First it was Fitbit giving away secret military locations Now it’s Finnish competitor Polar with security issues…
Andrew Liptak – The Verge – Monday, 9 July 2018
Finnish fitness company Polar has temporarily suspended Explore, its global activity map after a pair of reports from De Correspondent and Bellingcat (via ZDNet) pointed out flaws in the app’s privacy settings that made it easy for someone to locate the location data of users, echoing a similar privacy incident with another fitness app earlier this year. It’s a worrying discovery, as one report was able to use the information to locate the names and addresses of thousands of users who appeared to work for military and intelligence services.
Polar is a Finish company that produces a variety of smart devices, including the Polar Balance smart scale, the M600 smartwatch, and M430 running watch, all of which are connect to the company’s fitness app, Polar Flow. The company’s devices work together to record one’s weight and activity, which can appear on a user’s online profile. Users can have their information included in Explore, but can also opt to have their profiles marked private, which Polar says will prevent the service with sharing that information to third party apps like Facebook.
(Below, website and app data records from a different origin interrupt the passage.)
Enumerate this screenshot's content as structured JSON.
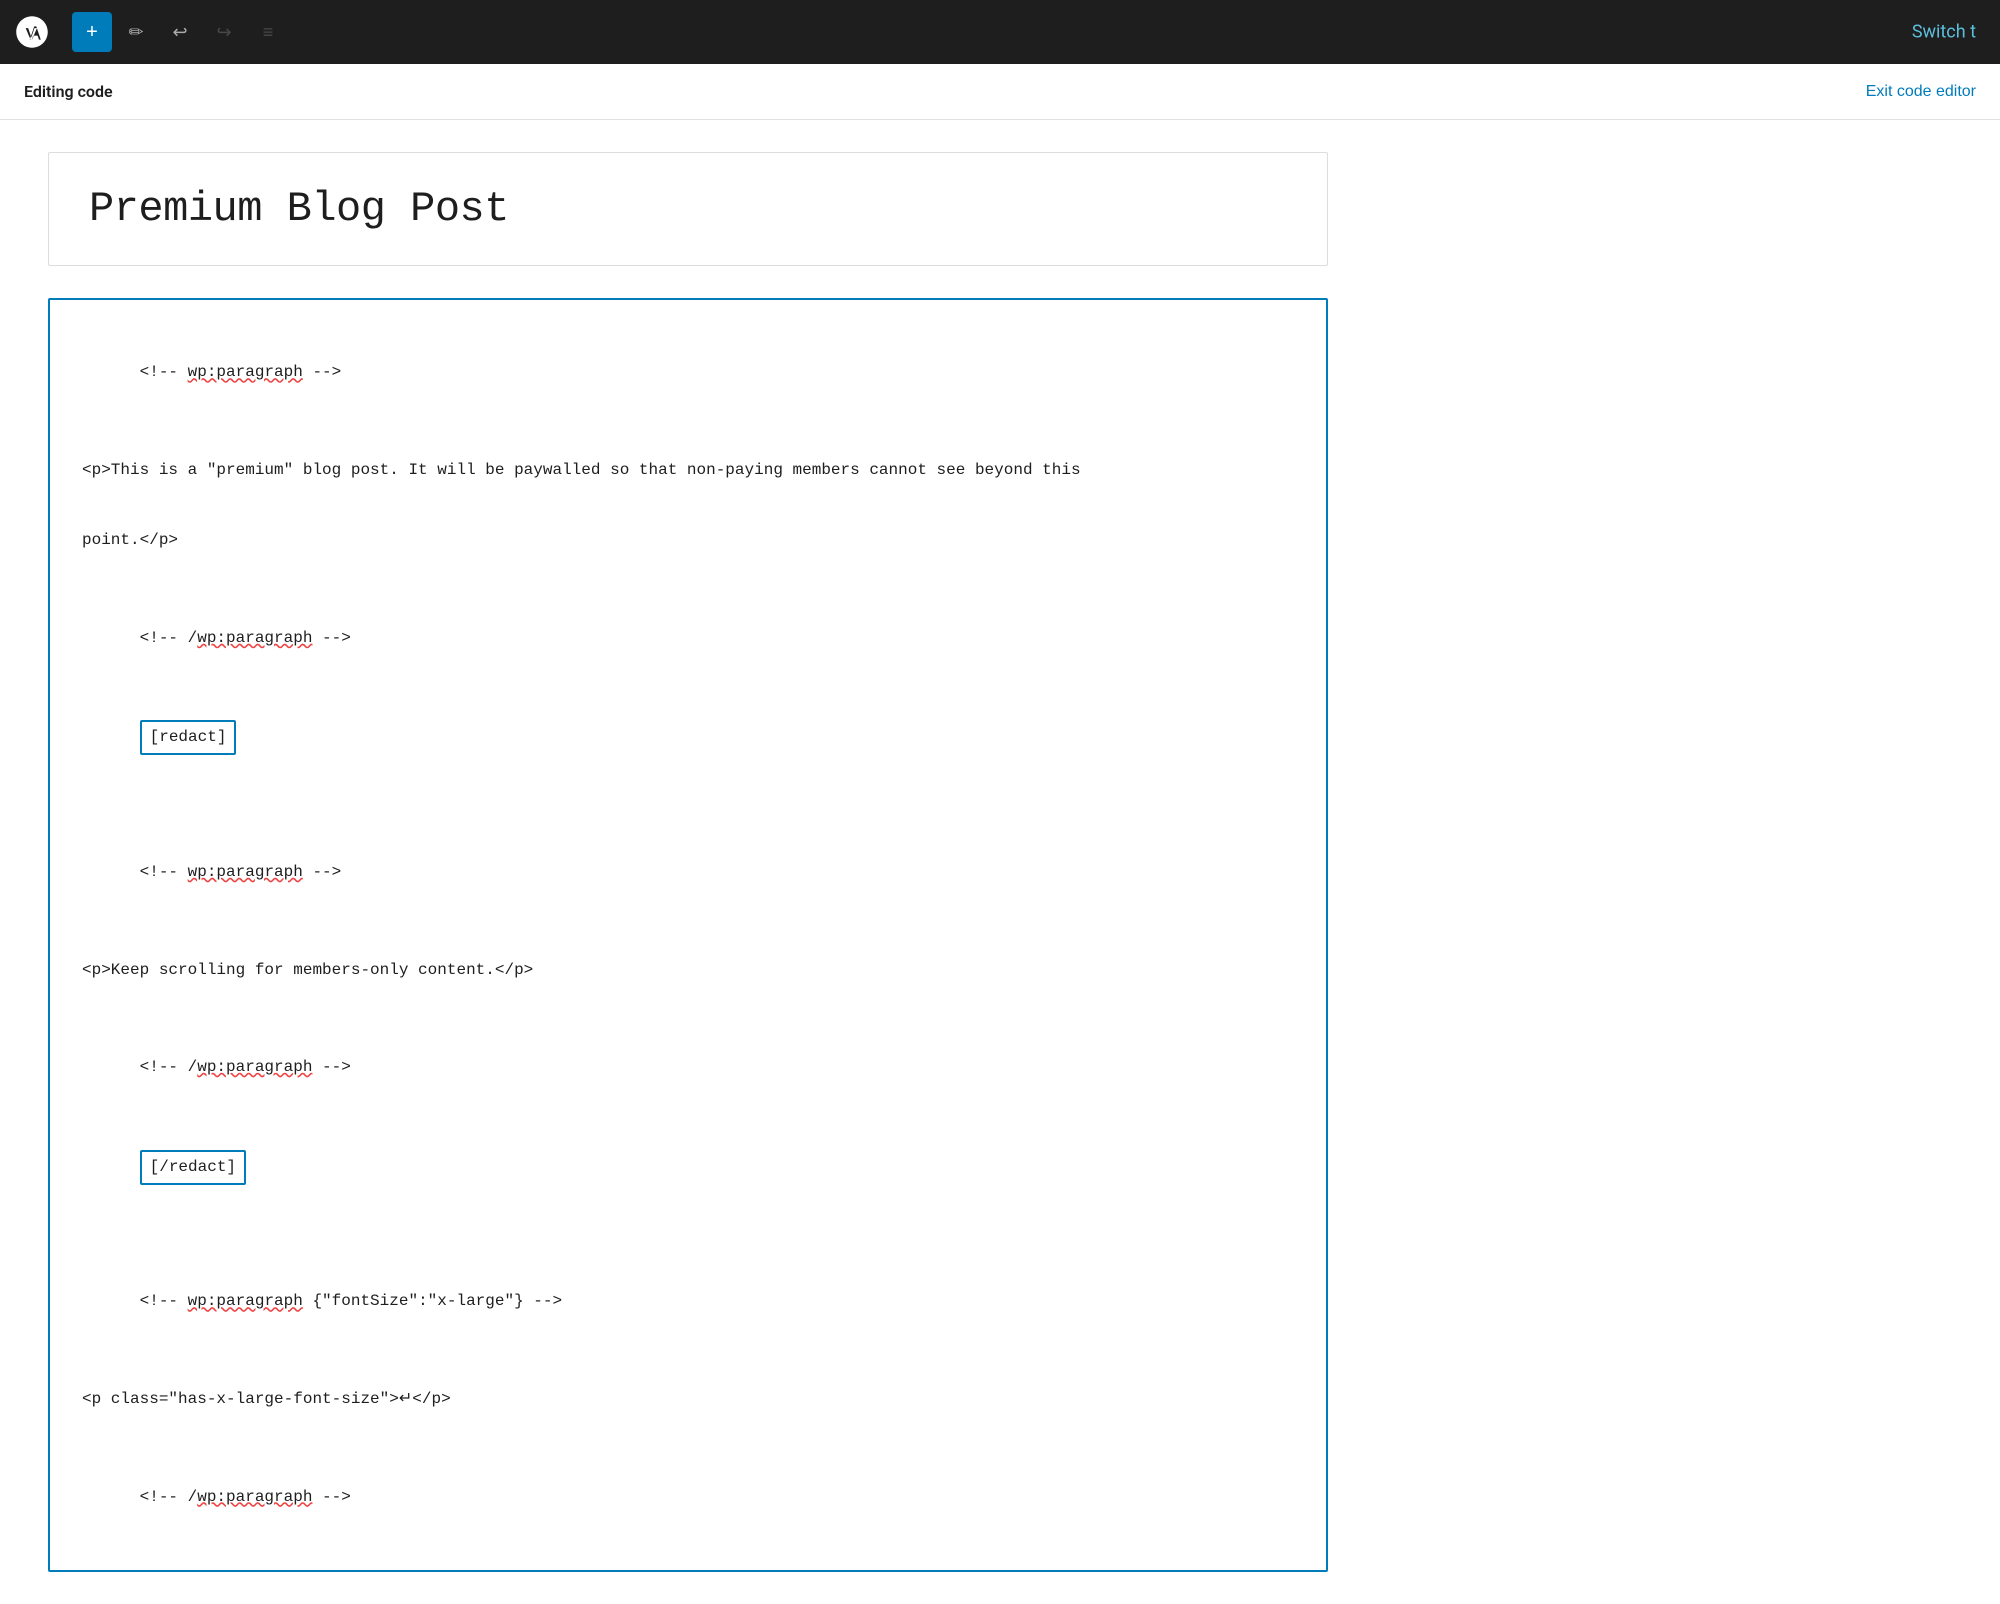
{
  "toolbar": {
    "add_button_label": "+",
    "switch_label": "Switch t",
    "undo_icon": "↩",
    "redo_icon": "↪",
    "edit_icon": "✏",
    "list_icon": "≡"
  },
  "secondary_bar": {
    "editing_code_label": "Editing code",
    "exit_code_editor_label": "Exit code editor"
  },
  "title_block": {
    "post_title": "Premium Blog Post"
  },
  "code_editor": {
    "lines": [
      {
        "type": "comment",
        "text": "<!-- ",
        "underline": "wp:paragraph",
        "text_after": " -->"
      },
      {
        "type": "empty"
      },
      {
        "type": "code",
        "text": "<p>This is a \"premium\" blog post. It will be paywalled so that non-paying members cannot see beyond this"
      },
      {
        "type": "empty"
      },
      {
        "type": "code",
        "text": "point.</p>"
      },
      {
        "type": "empty"
      },
      {
        "type": "comment",
        "text": "<!-- /",
        "underline": "wp:paragraph",
        "text_after": " -->"
      },
      {
        "type": "shortcode",
        "text": "[redact]"
      },
      {
        "type": "empty"
      },
      {
        "type": "comment",
        "text": "<!-- ",
        "underline": "wp:paragraph",
        "text_after": " -->"
      },
      {
        "type": "empty"
      },
      {
        "type": "code",
        "text": "<p>Keep scrolling for members-only content.</p>"
      },
      {
        "type": "empty"
      },
      {
        "type": "comment",
        "text": "<!-- /",
        "underline": "wp:paragraph",
        "text_after": " -->"
      },
      {
        "type": "shortcode",
        "text": "[/redact]"
      },
      {
        "type": "empty"
      },
      {
        "type": "comment_with_attr",
        "text": "<!-- ",
        "underline": "wp:paragraph",
        "attr": " {\"fontSize\":\"x-large\"}",
        "text_after": " -->"
      },
      {
        "type": "empty"
      },
      {
        "type": "code",
        "text": "<p class=\"has-x-large-font-size\">↵</p>"
      },
      {
        "type": "empty"
      },
      {
        "type": "comment",
        "text": "<!-- /",
        "underline": "wp:paragraph",
        "text_after": " -->"
      }
    ]
  }
}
The joint investigation found that someone could use the data from Polar’s map to locate sensitive military sites, as well as enough information to locate a user’s name and address. User activity was plotted on Explore, including the activities of personnel fighting ISIS in Iraq. But unlike Strava, which was found to simply revealed potentially sensitive location data earlier this year, the reporters were able to dig deeper and locate the names and addresses of Polar users, including military personnel from various military and intelligence agencies around the world.
De Correspondent explains that it found that Polar’s Explore map keeps track of every user’s activity since 2014, and that by using that information, it was able to locate 6,460 users who used the service near sensitive facilities. Because each user was identified with the activity, the reporters were able to use their name and city to cross-reference the information to figure out a user’s home address.
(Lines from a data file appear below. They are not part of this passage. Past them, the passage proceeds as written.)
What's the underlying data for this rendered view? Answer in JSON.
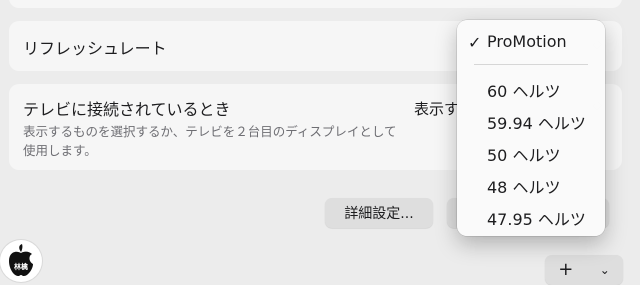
{
  "refresh_rate": {
    "label": "リフレッシュレート"
  },
  "tv_connection": {
    "label": "テレビに接続されているとき",
    "description": "表示するものを選択するか、テレビを２台目のディスプレイとして使用します。",
    "value": "表示す"
  },
  "buttons": {
    "advanced": "詳細設定...",
    "add": "+",
    "add_menu": "⌄"
  },
  "menu": {
    "checkmark": "✓",
    "items": [
      {
        "label": "ProMotion",
        "selected": true
      },
      {
        "label": "60 ヘルツ",
        "selected": false
      },
      {
        "label": "59.94 ヘルツ",
        "selected": false
      },
      {
        "label": "50 ヘルツ",
        "selected": false
      },
      {
        "label": "48 ヘルツ",
        "selected": false
      },
      {
        "label": "47.95 ヘルツ",
        "selected": false
      }
    ]
  },
  "logo": {
    "text": "林檎"
  },
  "colors": {
    "background": "#ececec",
    "card": "#f6f6f6",
    "text": "#1d1d1f",
    "secondary_text": "#6e6e73",
    "button": "#dedede"
  }
}
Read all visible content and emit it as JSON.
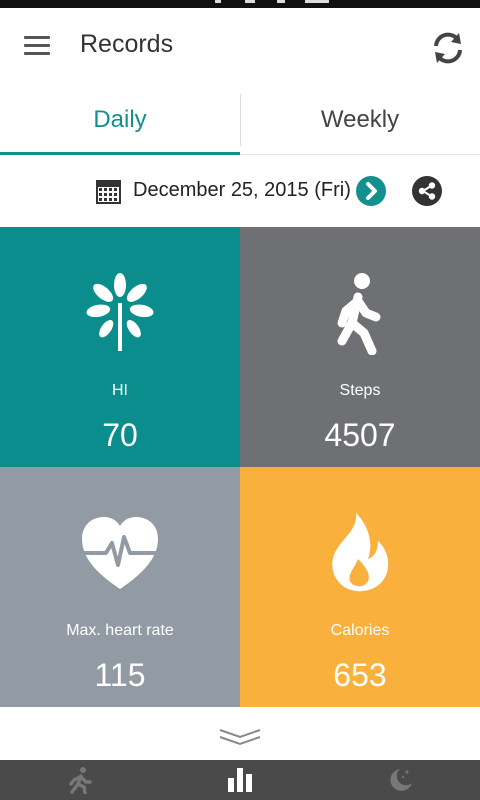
{
  "app": {
    "title": "Records"
  },
  "header": {
    "menu_icon": "hamburger-menu-icon",
    "refresh_icon": "refresh-icon"
  },
  "tabs": [
    {
      "label": "Daily",
      "selected": true
    },
    {
      "label": "Weekly",
      "selected": false
    }
  ],
  "date_bar": {
    "calendar_icon": "calendar-icon",
    "date": "December 25, 2015 (Fri)",
    "next_icon": "chevron-right-icon",
    "share_icon": "share-icon"
  },
  "tiles": [
    {
      "label": "HI",
      "value": "70",
      "icon": "tree-icon",
      "color": "#0a8d8c"
    },
    {
      "label": "Steps",
      "value": "4507",
      "icon": "walking-person-icon",
      "color": "#6e7073"
    },
    {
      "label": "Max. heart rate",
      "value": "115",
      "icon": "heart-rate-icon",
      "color": "#929ba3"
    },
    {
      "label": "Calories",
      "value": "653",
      "icon": "flame-icon",
      "color": "#fab03d"
    }
  ],
  "expand_icon": "double-chevron-down-icon",
  "bottom_nav": [
    {
      "icon": "running-person-icon",
      "active": false
    },
    {
      "icon": "bar-chart-icon",
      "active": true
    },
    {
      "icon": "moon-stars-icon",
      "active": false
    }
  ],
  "colors": {
    "accent": "#12908e",
    "nav_bg": "#4a4a4a"
  }
}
More worrying, De Correspondent notes that Polar Flow had a flaw that allowed them to get information from users who had marked their profiles private and that API didn’t put a cap on the number of requests that someone could make, allowing them to pull up a user’s entire workout history, which they say “made it much easier to determine their home address, where people’s workouts often begin and end.” Bellingcat noted that it was able to scrape Polar’s website for information about specific locations, and gathered up a considerable amount of data.